*TASK TO COMPLETE*: From the entries that follow, list every line in which the string "tlsx" appears.

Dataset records
>>>
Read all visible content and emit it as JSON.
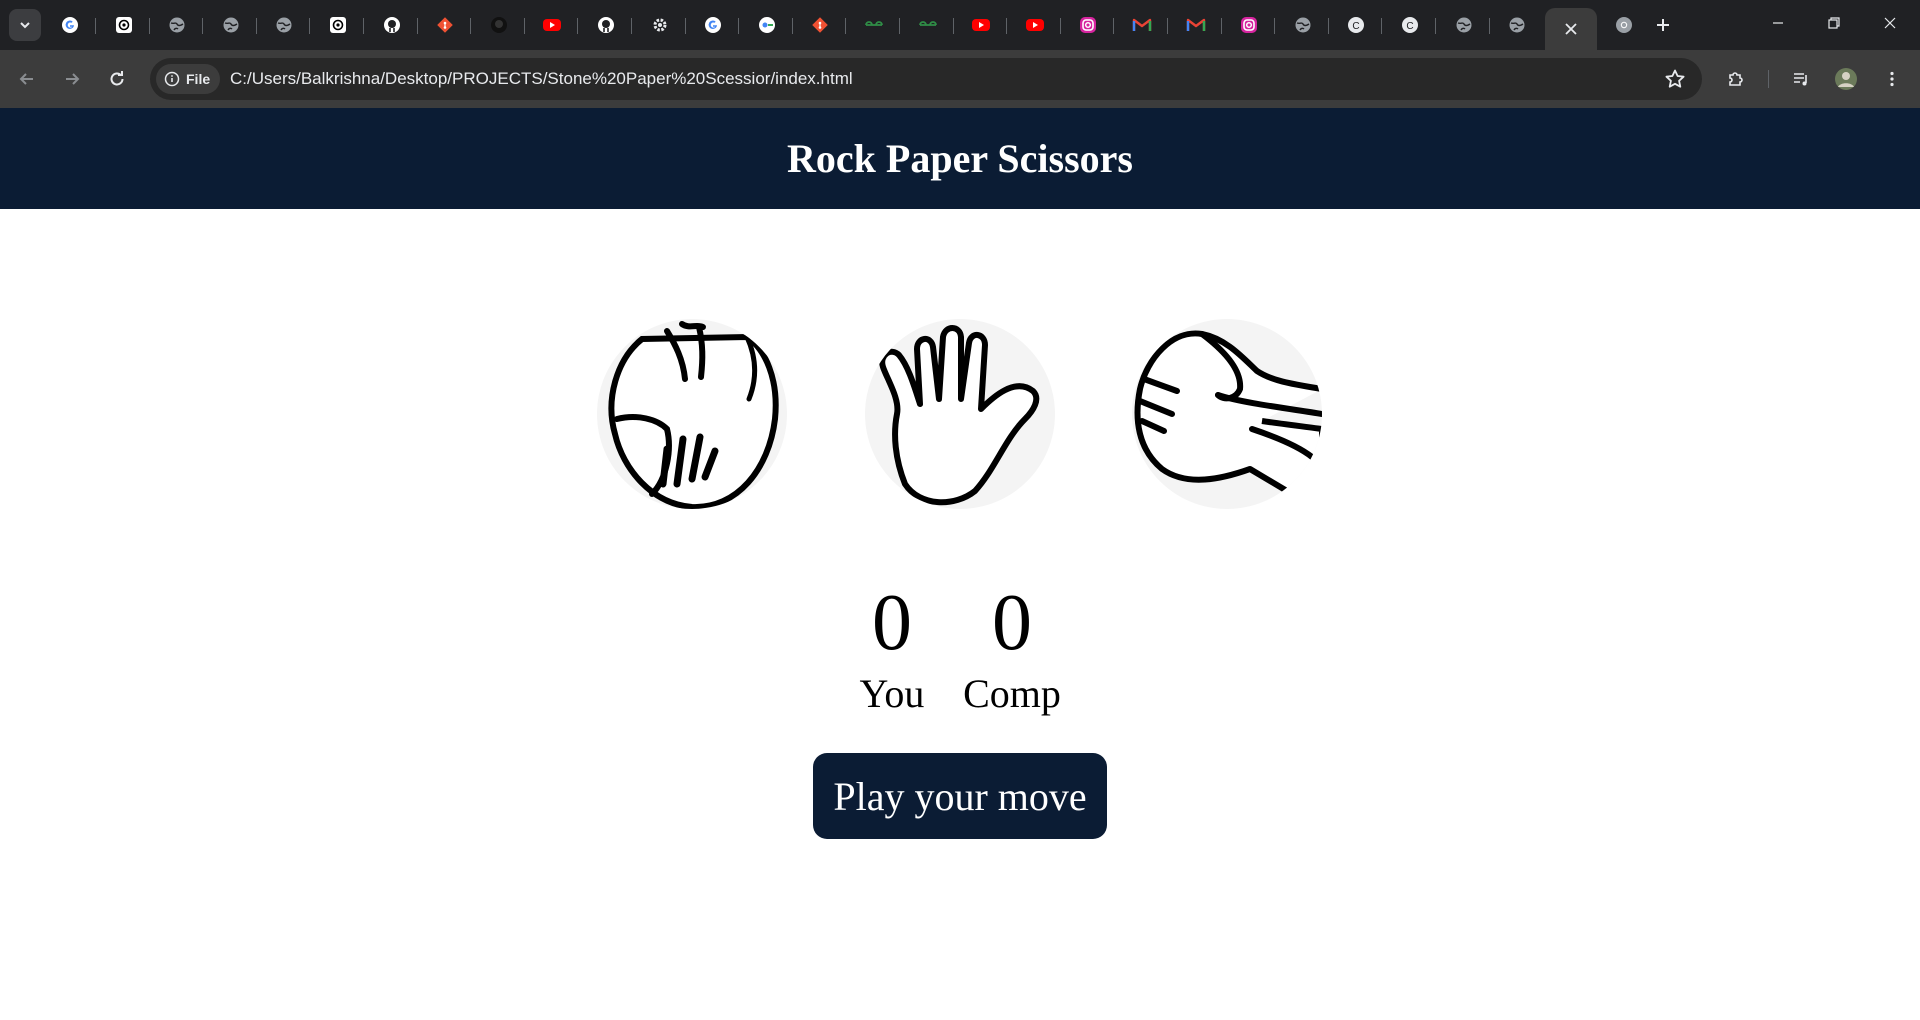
{
  "browser": {
    "tabs": [
      {
        "icon": "google-icon"
      },
      {
        "icon": "chatgpt-icon"
      },
      {
        "icon": "globe-icon"
      },
      {
        "icon": "globe-icon"
      },
      {
        "icon": "globe-icon"
      },
      {
        "icon": "chatgpt-icon"
      },
      {
        "icon": "github-icon"
      },
      {
        "icon": "git-icon"
      },
      {
        "icon": "github-dark-icon"
      },
      {
        "icon": "youtube-icon"
      },
      {
        "icon": "github-icon"
      },
      {
        "icon": "settings-icon"
      },
      {
        "icon": "google-icon"
      },
      {
        "icon": "google-lens-icon"
      },
      {
        "icon": "git-icon"
      },
      {
        "icon": "geeksforgeeks-icon"
      },
      {
        "icon": "geeksforgeeks-icon"
      },
      {
        "icon": "youtube-icon"
      },
      {
        "icon": "youtube-icon"
      },
      {
        "icon": "instagram-icon"
      },
      {
        "icon": "gmail-icon"
      },
      {
        "icon": "gmail-icon"
      },
      {
        "icon": "instagram-icon"
      },
      {
        "icon": "globe-icon"
      },
      {
        "icon": "c-letter-icon"
      },
      {
        "icon": "c-letter-icon"
      },
      {
        "icon": "globe-icon"
      },
      {
        "icon": "globe-icon"
      },
      {
        "icon": "close-icon",
        "active": true
      },
      {
        "icon": "chrome-icon"
      }
    ],
    "address": {
      "scheme_label": "File",
      "url": "C:/Users/Balkrishna/Desktop/PROJECTS/Stone%20Paper%20Scessior/index.html"
    }
  },
  "page": {
    "title": "Rock Paper Scissors",
    "choices": [
      {
        "id": "rock",
        "icon": "rock-hand-icon"
      },
      {
        "id": "paper",
        "icon": "paper-hand-icon"
      },
      {
        "id": "scissors",
        "icon": "scissors-hand-icon"
      }
    ],
    "scores": {
      "user": {
        "value": "0",
        "label": "You"
      },
      "comp": {
        "value": "0",
        "label": "Comp"
      }
    },
    "message": "Play your move"
  },
  "colors": {
    "header_bg": "#0b1c34",
    "choice_bg": "#f4f4f4",
    "browser_bg": "#202124",
    "toolbar_bg": "#3c3c3c"
  }
}
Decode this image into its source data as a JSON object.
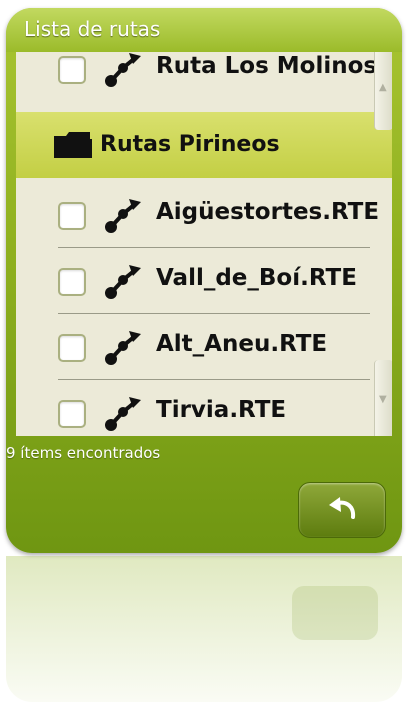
{
  "window": {
    "title": "Lista de rutas"
  },
  "list": {
    "rows": [
      {
        "kind": "route",
        "label": "Ruta Los Molinos.",
        "checked": false
      },
      {
        "kind": "folder",
        "label": "Rutas Pirineos"
      },
      {
        "kind": "route",
        "label": "Aigüestortes.RTE",
        "checked": false
      },
      {
        "kind": "route",
        "label": "Vall_de_Boí.RTE",
        "checked": false
      },
      {
        "kind": "route",
        "label": "Alt_Aneu.RTE",
        "checked": false
      },
      {
        "kind": "route",
        "label": "Tirvia.RTE",
        "checked": false
      }
    ]
  },
  "status": {
    "text": "9 ítems encontrados"
  },
  "icons": {
    "route": "route-icon",
    "folder": "folder-icon",
    "back": "undo-arrow-icon",
    "scroll_up": "arrow-up-icon",
    "scroll_down": "arrow-down-icon"
  },
  "colors": {
    "frame_green": "#8fb01f",
    "list_background": "#ecead8",
    "folder_highlight": "#cdd64e",
    "button_green": "#6f8a1c"
  }
}
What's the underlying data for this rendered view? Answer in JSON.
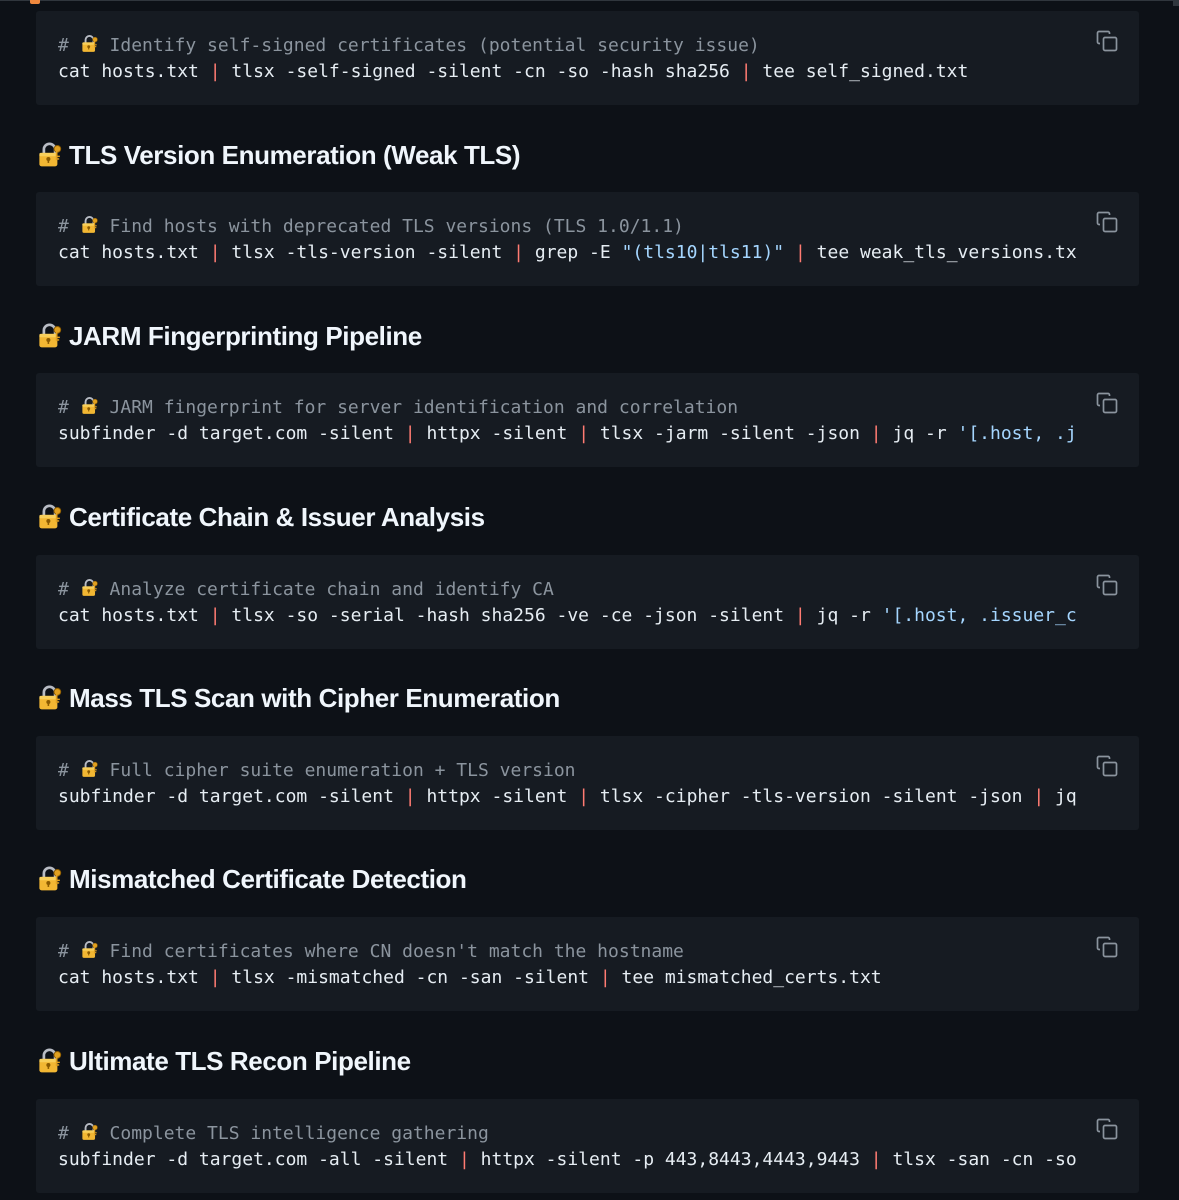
{
  "sections": [
    {
      "heading": "",
      "comment_icon": "locked-with-key-icon",
      "comment_prefix": "# ",
      "comment_text": "Identify self-signed certificates (potential security issue)",
      "tokens": [
        {
          "t": "cat hosts.txt ",
          "k": "cmd"
        },
        {
          "t": "|",
          "k": "pipe"
        },
        {
          "t": " tlsx -self-signed -silent -cn -so -hash sha256 ",
          "k": "cmd"
        },
        {
          "t": "|",
          "k": "pipe"
        },
        {
          "t": " tee self_signed.txt",
          "k": "cmd"
        }
      ]
    },
    {
      "heading": "TLS Version Enumeration (Weak TLS)",
      "comment_icon": "locked-with-key-icon",
      "comment_prefix": "# ",
      "comment_text": "Find hosts with deprecated TLS versions (TLS 1.0/1.1)",
      "tokens": [
        {
          "t": "cat hosts.txt ",
          "k": "cmd"
        },
        {
          "t": "|",
          "k": "pipe"
        },
        {
          "t": " tlsx -tls-version -silent ",
          "k": "cmd"
        },
        {
          "t": "|",
          "k": "pipe"
        },
        {
          "t": " grep -E ",
          "k": "cmd"
        },
        {
          "t": "\"(tls10|tls11)\"",
          "k": "str"
        },
        {
          "t": " ",
          "k": "cmd"
        },
        {
          "t": "|",
          "k": "pipe"
        },
        {
          "t": " tee weak_tls_versions.tx",
          "k": "cmd"
        }
      ]
    },
    {
      "heading": "JARM Fingerprinting Pipeline",
      "comment_icon": "locked-with-key-icon",
      "comment_prefix": "# ",
      "comment_text": "JARM fingerprint for server identification and correlation",
      "tokens": [
        {
          "t": "subfinder -d target.com -silent ",
          "k": "cmd"
        },
        {
          "t": "|",
          "k": "pipe"
        },
        {
          "t": " httpx -silent ",
          "k": "cmd"
        },
        {
          "t": "|",
          "k": "pipe"
        },
        {
          "t": " tlsx -jarm -silent -json ",
          "k": "cmd"
        },
        {
          "t": "|",
          "k": "pipe"
        },
        {
          "t": " jq -r ",
          "k": "cmd"
        },
        {
          "t": "'[.host, .j",
          "k": "str"
        }
      ]
    },
    {
      "heading": "Certificate Chain & Issuer Analysis",
      "comment_icon": "locked-with-key-icon",
      "comment_prefix": "# ",
      "comment_text": "Analyze certificate chain and identify CA",
      "tokens": [
        {
          "t": "cat hosts.txt ",
          "k": "cmd"
        },
        {
          "t": "|",
          "k": "pipe"
        },
        {
          "t": " tlsx -so -serial -hash sha256 -ve -ce -json -silent ",
          "k": "cmd"
        },
        {
          "t": "|",
          "k": "pipe"
        },
        {
          "t": " jq -r ",
          "k": "cmd"
        },
        {
          "t": "'[.host, .issuer_c",
          "k": "str"
        }
      ]
    },
    {
      "heading": "Mass TLS Scan with Cipher Enumeration",
      "comment_icon": "locked-with-key-icon",
      "comment_prefix": "# ",
      "comment_text": "Full cipher suite enumeration + TLS version",
      "tokens": [
        {
          "t": "subfinder -d target.com -silent ",
          "k": "cmd"
        },
        {
          "t": "|",
          "k": "pipe"
        },
        {
          "t": " httpx -silent ",
          "k": "cmd"
        },
        {
          "t": "|",
          "k": "pipe"
        },
        {
          "t": " tlsx -cipher -tls-version -silent -json ",
          "k": "cmd"
        },
        {
          "t": "|",
          "k": "pipe"
        },
        {
          "t": " jq",
          "k": "cmd"
        }
      ]
    },
    {
      "heading": "Mismatched Certificate Detection",
      "comment_icon": "locked-with-key-icon",
      "comment_prefix": "# ",
      "comment_text": "Find certificates where CN doesn't match the hostname",
      "tokens": [
        {
          "t": "cat hosts.txt ",
          "k": "cmd"
        },
        {
          "t": "|",
          "k": "pipe"
        },
        {
          "t": " tlsx -mismatched -cn -san -silent ",
          "k": "cmd"
        },
        {
          "t": "|",
          "k": "pipe"
        },
        {
          "t": " tee mismatched_certs.txt",
          "k": "cmd"
        }
      ]
    },
    {
      "heading": "Ultimate TLS Recon Pipeline",
      "comment_icon": "locked-with-key-icon",
      "comment_prefix": "# ",
      "comment_text": "Complete TLS intelligence gathering",
      "tokens": [
        {
          "t": "subfinder -d target.com -all -silent ",
          "k": "cmd"
        },
        {
          "t": "|",
          "k": "pipe"
        },
        {
          "t": " httpx -silent -p 443,8443,4443,9443 ",
          "k": "cmd"
        },
        {
          "t": "|",
          "k": "pipe"
        },
        {
          "t": " tlsx -san -cn -so",
          "k": "cmd"
        }
      ]
    }
  ],
  "heading_icon": "locked-with-key-icon",
  "copy_icon": "copy-icon",
  "colors": {
    "background": "#0d1117",
    "code_background": "#161b22",
    "heading": "#f0f6fc",
    "comment": "#8b949e",
    "command": "#e6edf3",
    "pipe": "#ff7b72",
    "string": "#a5d6ff",
    "copy_icon": "#8b949e"
  }
}
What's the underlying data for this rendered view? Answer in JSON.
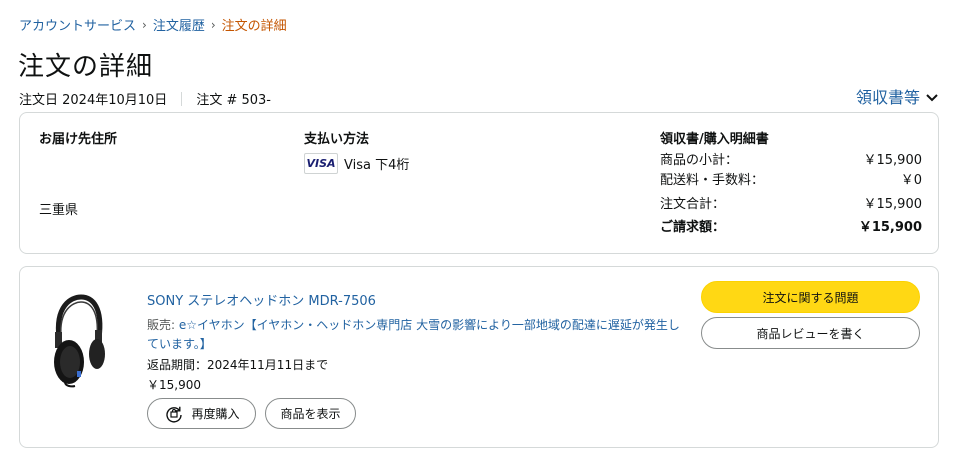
{
  "breadcrumb": {
    "items": [
      {
        "label": "アカウントサービス"
      },
      {
        "label": "注文履歴"
      },
      {
        "label": "注文の詳細"
      }
    ],
    "separator": "›"
  },
  "page_title": "注文の詳細",
  "order_meta": {
    "date": "注文日 2024年10月10日",
    "order_no": "注文 # 503-"
  },
  "receipts_link": "領収書等",
  "shipping": {
    "title": "お届け先住所",
    "prefecture": "三重県"
  },
  "payment": {
    "title": "支払い方法",
    "card_brand": "VISA",
    "card_text": "Visa 下4桁"
  },
  "summary": {
    "title": "領収書/購入明細書",
    "rows": [
      {
        "label": "商品の小計：",
        "value": "￥15,900"
      },
      {
        "label": "配送料・手数料：",
        "value": "￥0"
      },
      {
        "label": "注文合計：",
        "value": "￥15,900"
      },
      {
        "label": "ご請求額：",
        "value": "￥15,900"
      }
    ]
  },
  "item": {
    "title": "SONY ステレオヘッドホン MDR-7506",
    "seller_prefix": "販売: ",
    "seller_name": "e☆イヤホン【イヤホン・ヘッドホン専門店 大雪の影響により一部地域の配達に遅延が発生しています。】",
    "return_period": "返品期間：2024年11月11日まで",
    "price": "￥15,900",
    "image_icon": "headphones-image"
  },
  "buttons": {
    "rebuy": "再度購入",
    "view_item": "商品を表示",
    "order_issue": "注文に関する問題",
    "write_review": "商品レビューを書く"
  },
  "colors": {
    "link": "#2162a1",
    "breadcrumb_current": "#c45500",
    "primary_button": "#ffd814",
    "border": "#d5d9d9"
  }
}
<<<
*ANSWER AREA*:
          "t": " tlsx -self-signed -silent -cn -so -hash sha256 ",
          "t": " tlsx -tls-version -silent ",
          "t": " tlsx -jarm -silent -json ",
          "t": " tlsx -so -serial -hash sha256 -ve -ce -json -silent ",
          "t": " tlsx -cipher -tls-version -silent -json ",
          "t": " tlsx -mismatched -cn -san -silent ",
          "t": " tlsx -san -cn -so",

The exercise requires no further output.